0

Humans are hardwired to survive so even if logically you view the clone as you and that you will survive that does not matter in the second scenario because the fight or flight syndrome will kick in, your brain will automatically start a chain release of chemical reactions which will heighten awareness,sight, and reflexes etc meant to help you survive,but you are trapped and cannot run or fight so that leaves only the intense fear that caused the reaction to begin with. A longer not shorter period of time awaiting your death would help because it would give you time to think and calm yourself.

  • 2
    your answer seems to be a speculation about the psychological reaction of a subject undergoing such an experiment, while the question is a philosophical one. while you are supposed to imagine what it would be like to undergo such a thought experiment, it is to the extent that it enables you to examine your intuitions about personal identity and it is not clear what the speculated psychological reaction has to do with it. – nir Sep 30 '16 at 11:42
  • He was asleep in example 1 and therefore he had no personal identity, he says how in in example 2 that he feels bad and does not think he survives. Even during a thought experiment people can have reactions similar to it being a real life scenario. His personal identity at the time of imminent death is only with that version no matter how many clones exist . Now if his consciousness was somehow downloaded into a computer and also linked to him I don't think he would feel the fear because he would know that his personal identity is safe and he survives. I view a clone as copy but not as me. – Mr. Durden Sep 30 '16 at 12:39

Your Answer

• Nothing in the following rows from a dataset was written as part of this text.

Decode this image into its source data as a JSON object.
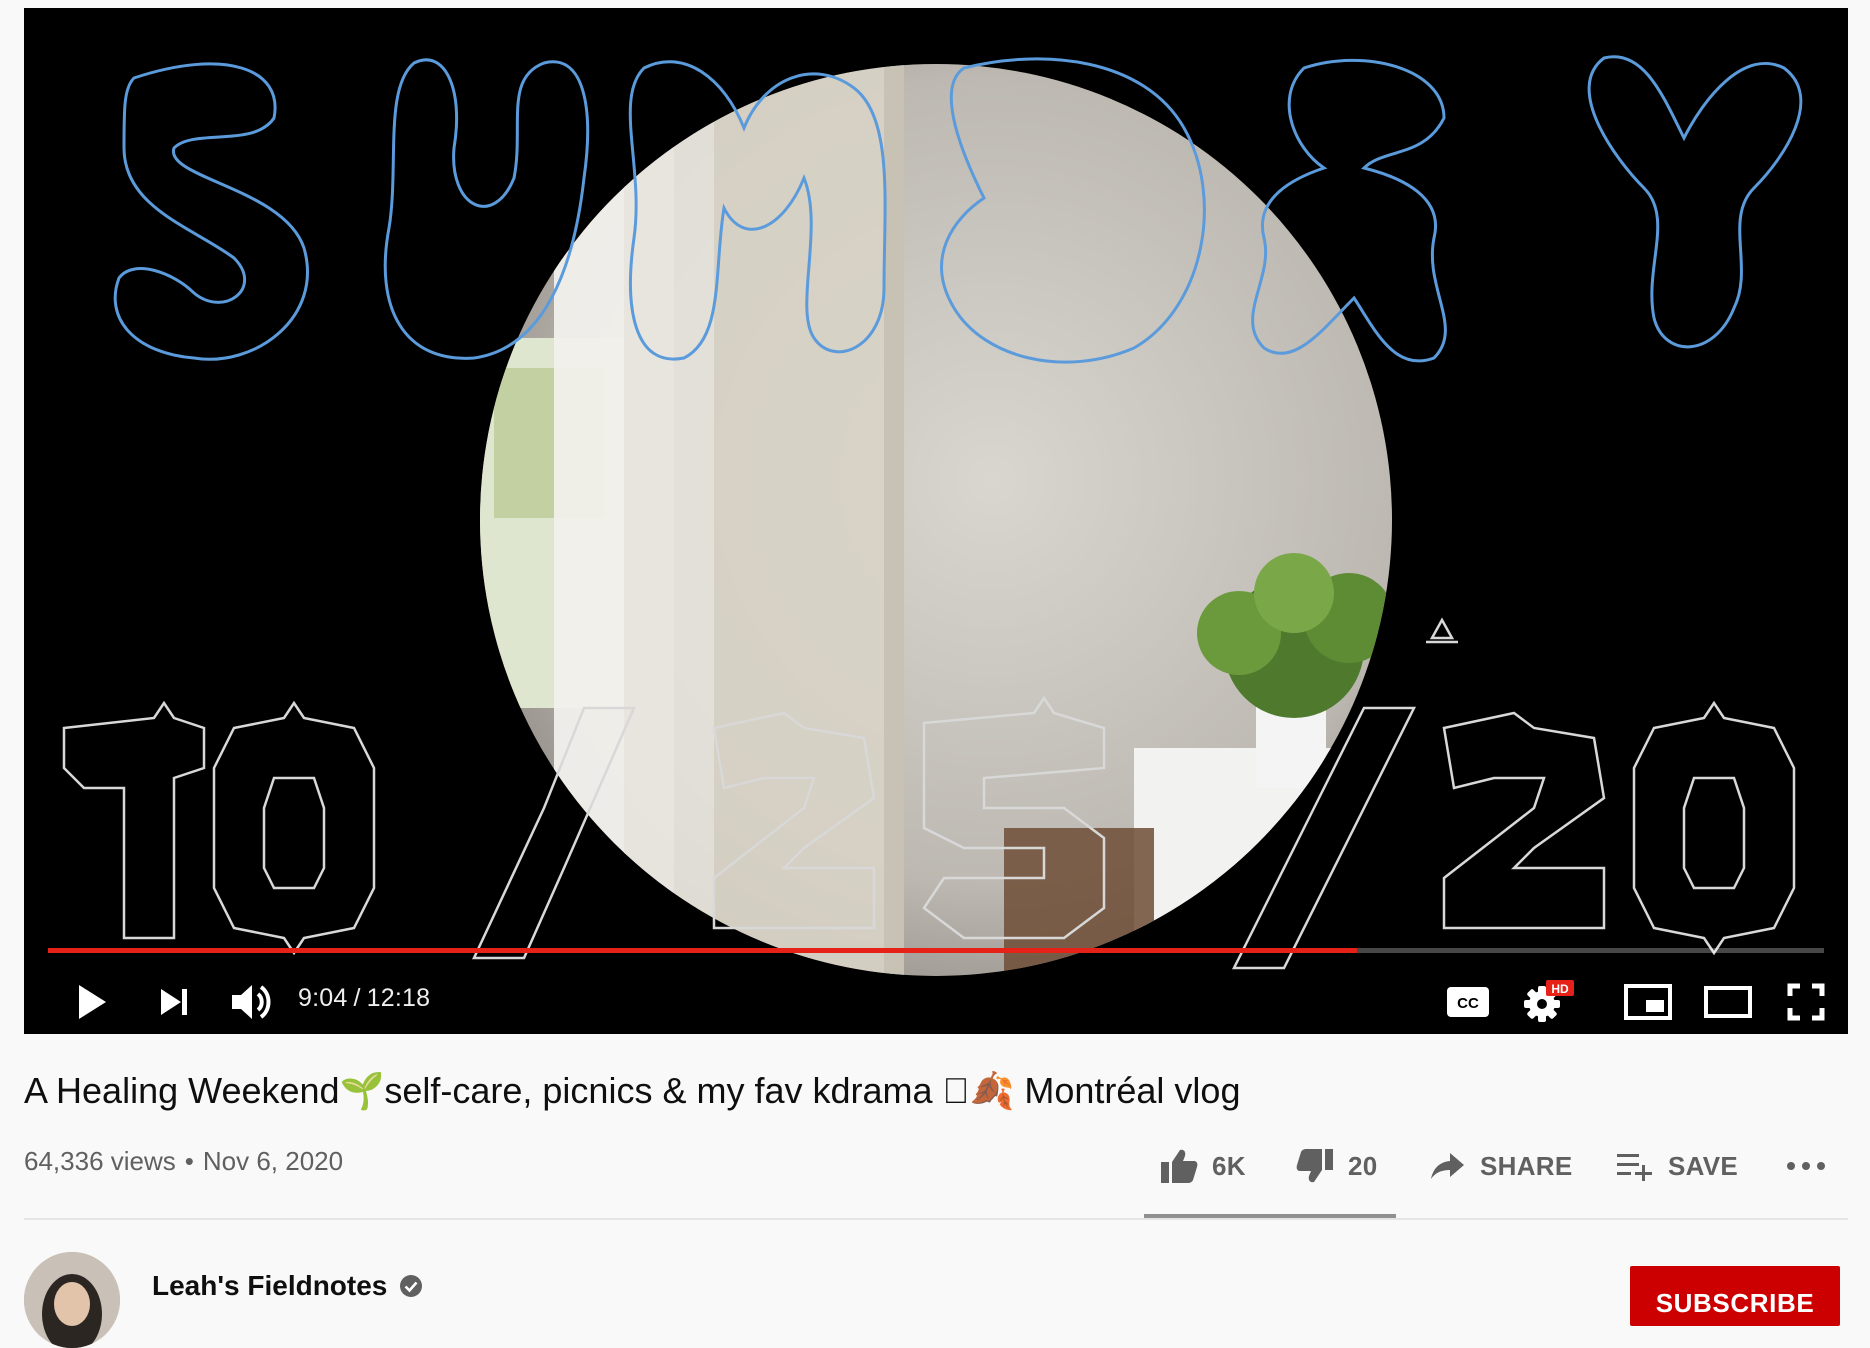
{
  "player": {
    "time_current": "9:04",
    "time_separator": "/",
    "time_total": "12:18",
    "progress_fraction": 0.737,
    "colors": {
      "progress": "#e62117",
      "hd_badge": "#e62117"
    },
    "controls": {
      "play_icon": "play-icon",
      "next_icon": "next-icon",
      "volume_icon": "volume-icon",
      "captions_icon": "captions-icon",
      "captions_label": "CC",
      "settings_icon": "gear-icon",
      "hd_badge": "HD",
      "miniplayer_icon": "miniplayer-icon",
      "theater_icon": "theater-icon",
      "fullscreen_icon": "fullscreen-icon"
    }
  },
  "video": {
    "title": "A Healing Weekend🌱self-care, picnics & my fav kdrama 􏰀🍂 Montréal vlog",
    "views": "64,336 views",
    "dot": "•",
    "date": "Nov 6, 2020"
  },
  "actions": {
    "like_count": "6K",
    "dislike_count": "20",
    "share_label": "SHARE",
    "save_label": "SAVE",
    "more_icon": "more-icon"
  },
  "channel": {
    "name": "Leah's Fieldnotes",
    "verified_icon": "verified-icon",
    "subscribe_label": "SUBSCRIBE"
  }
}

By clicking “Post Your Answer”, you agree to our terms of service, privacy policy and cookie policy

Not the answer you're looking for? Browse other questions tagged or ask your own question.